Employee’s tweets about confidential settlement payments cost him $50,000.00

Employee’s tweets about confidential settlement payments cost him $50,000.00

The majority of employment disputes are resolved long before they ever reach a court room. Usually, the former employee will agree to accept a sum of money from their previous employer in exchange for executing a release agreement. While the substance of release agreements can vary, they generally share two similarities:

  1. No further liability: The individual agrees that upon receipt of an agreed payment, he/she shall have no further right to seek additional compensation as a result of their employment, or the termination thereof; and

  2. Confidentiality: The individual agrees to keep the terms of settlement confidential.

Arbitrator reinstates locomotive engineer fired for drinking whiskey on the job

Arbitrator reinstates locomotive engineer fired for drinking whiskey on the job

Generally speaking, employers have the right to dismiss employees that fail to report to work sober, and perform their duties in a safe manner, particularly where these requirements have been clearly communicated through written policy.

Termination clause update: New developments concerning benefit continuation and just cause language

Termination clause update: New developments concerning benefit continuation and just cause language

We are not long into 2019 and yet one thing already seems clear – the law concerning employment contract termination clauses will continue to be the focus of a great deal of litigation in Ontario. In just the past few months alone, new decisions from the Superior Court have helped to advance the law and provide further guidance to employers on proper drafting of termination clauses.

Storing pornography on a work-issued laptop not “serious enough” to be cause for dismissal

Storing pornography on a work-issued laptop not “serious enough” to be cause for dismissal

Tagg Industries v. Rieder serves as a useful reminder of the importance of proving (and communicating to employees) a termination for cause, as well as the high threshold that employers must meet in such circumstances.

Wrongful dismissal in Ontario: how do we calculate the value of lost benefits?

Wrongful dismissal in Ontario: how do we calculate the value of lost benefits?

When an employee is fired and not given sufficient notice, a common point of dispute becomes how to properly calculate the lost value of non-monetary benefits.

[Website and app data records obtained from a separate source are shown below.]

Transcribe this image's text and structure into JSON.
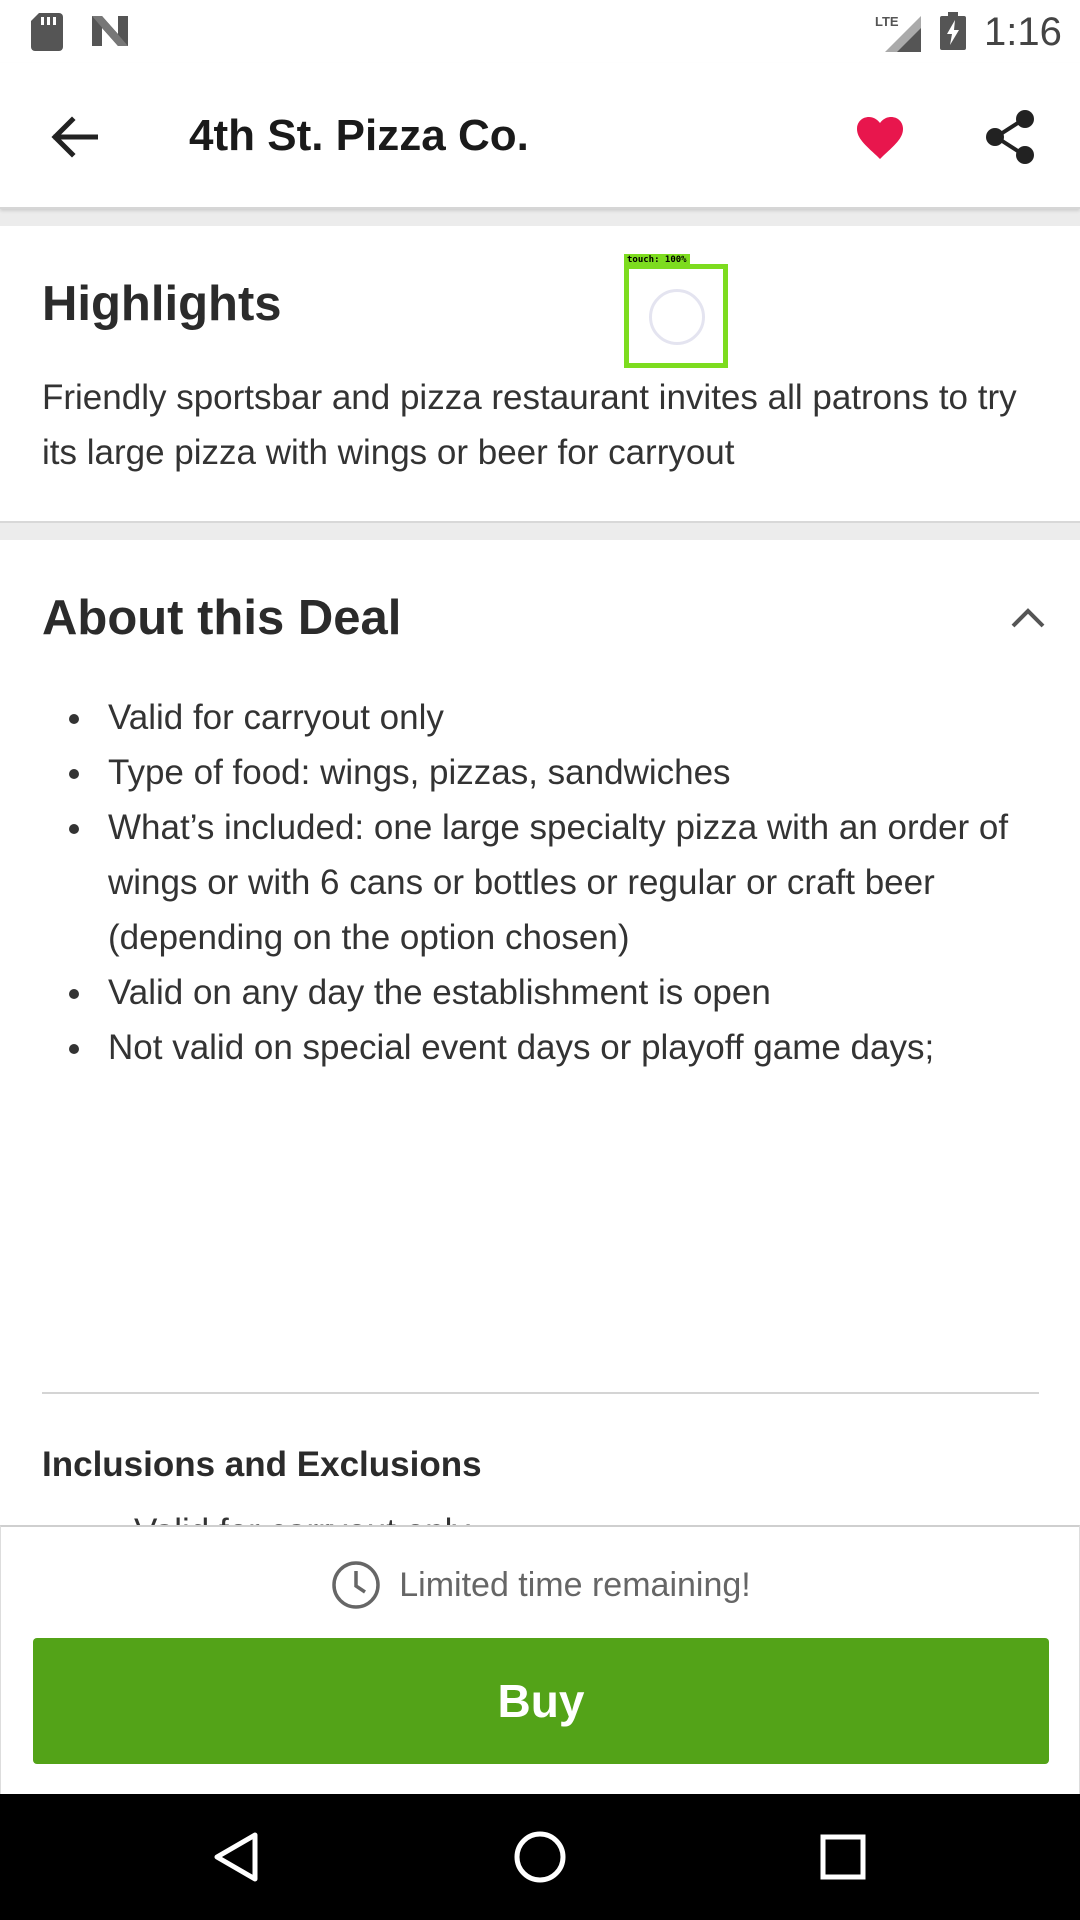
{
  "status_bar": {
    "time": "1:16",
    "icons": [
      "sd-card-icon",
      "n-notification-icon",
      "lte-signal-icon",
      "battery-charging-icon"
    ]
  },
  "app_bar": {
    "title": "4th St. Pizza Co.",
    "icons": [
      "back-arrow-icon",
      "heart-icon",
      "share-icon"
    ],
    "favorite_color": "#e8164d"
  },
  "highlights": {
    "heading": "Highlights",
    "body": "Friendly sportsbar and pizza restaurant invites all patrons to try its large pizza with wings or beer for carryout"
  },
  "touch_marker": {
    "label": "touch: 100%"
  },
  "about": {
    "heading": "About this Deal",
    "collapse_icon": "chevron-up-icon",
    "items": [
      "Valid for carryout only",
      "Type of food: wings, pizzas, sandwiches",
      "What’s included: one large specialty pizza with an order of wings or with 6 cans or bottles or regular or craft beer (depending on the option chosen)",
      "Valid on any day the establishment is open",
      "Not valid on special event days or playoff game days;"
    ],
    "inclusions_heading": "Inclusions and Exclusions",
    "inclusions_peek": "Valid for carryout only"
  },
  "buy_panel": {
    "timer_icon": "clock-icon",
    "timer_text": "Limited time remaining!",
    "buy_label": "Buy",
    "buy_color": "#53a318"
  },
  "nav_bar": {
    "icons": [
      "back-triangle-icon",
      "home-circle-icon",
      "recents-square-icon"
    ]
  }
}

Wages, by contrast, are a relatively simple affair. If a court orders the employee ought to have received an additional three (3) months’ notice, the parties need only calculate the value of three months’ wages and any resulting interest for the delay in payment.

Just cause for dismissal: context is key

Just cause for dismissal: context is key

Determining what conduct amounts to just cause for dismissal is no easy task. In part this is due to just cause being inherently situation specific. When describing what may constitute just cause, employment lawyers often refer to extreme examples: think of situations where a public-facing employee makes repeated racial slurs to a customer or commits major fraud in the course of their duties. Typically, such facts will prove fertile ground for successful assertions of just cause for dismissal by an employer.

When is Retraining a Reasonable Approach to Mitigating Loss of Employment?

When is Retraining a Reasonable Approach to Mitigating Loss of Employment?

As we have discussed in previous articles, if you are fired from work and decide to seek severance, you are required to take reasonable steps to find alternate comparable employment. This obligation is referred to as the “duty to mitigate” the loss of your employment.

Paying the price: Ontario court reminds employers to carefully consider their approach to litigation

Paying the price: Ontario court reminds employers to carefully consider their approach to litigation

Wrongful dismissal disputes are fairly common. In our experience they often resolve through negotiation and infrequently progress far into the litigation process. That said, sometimes cases of this nature do reach the court room and the parties usually fight over the quantum of severance sought, the type of payments claimed (i.e. bonus/commissions) and whether the former employee made reasonable efforts to find re-employment.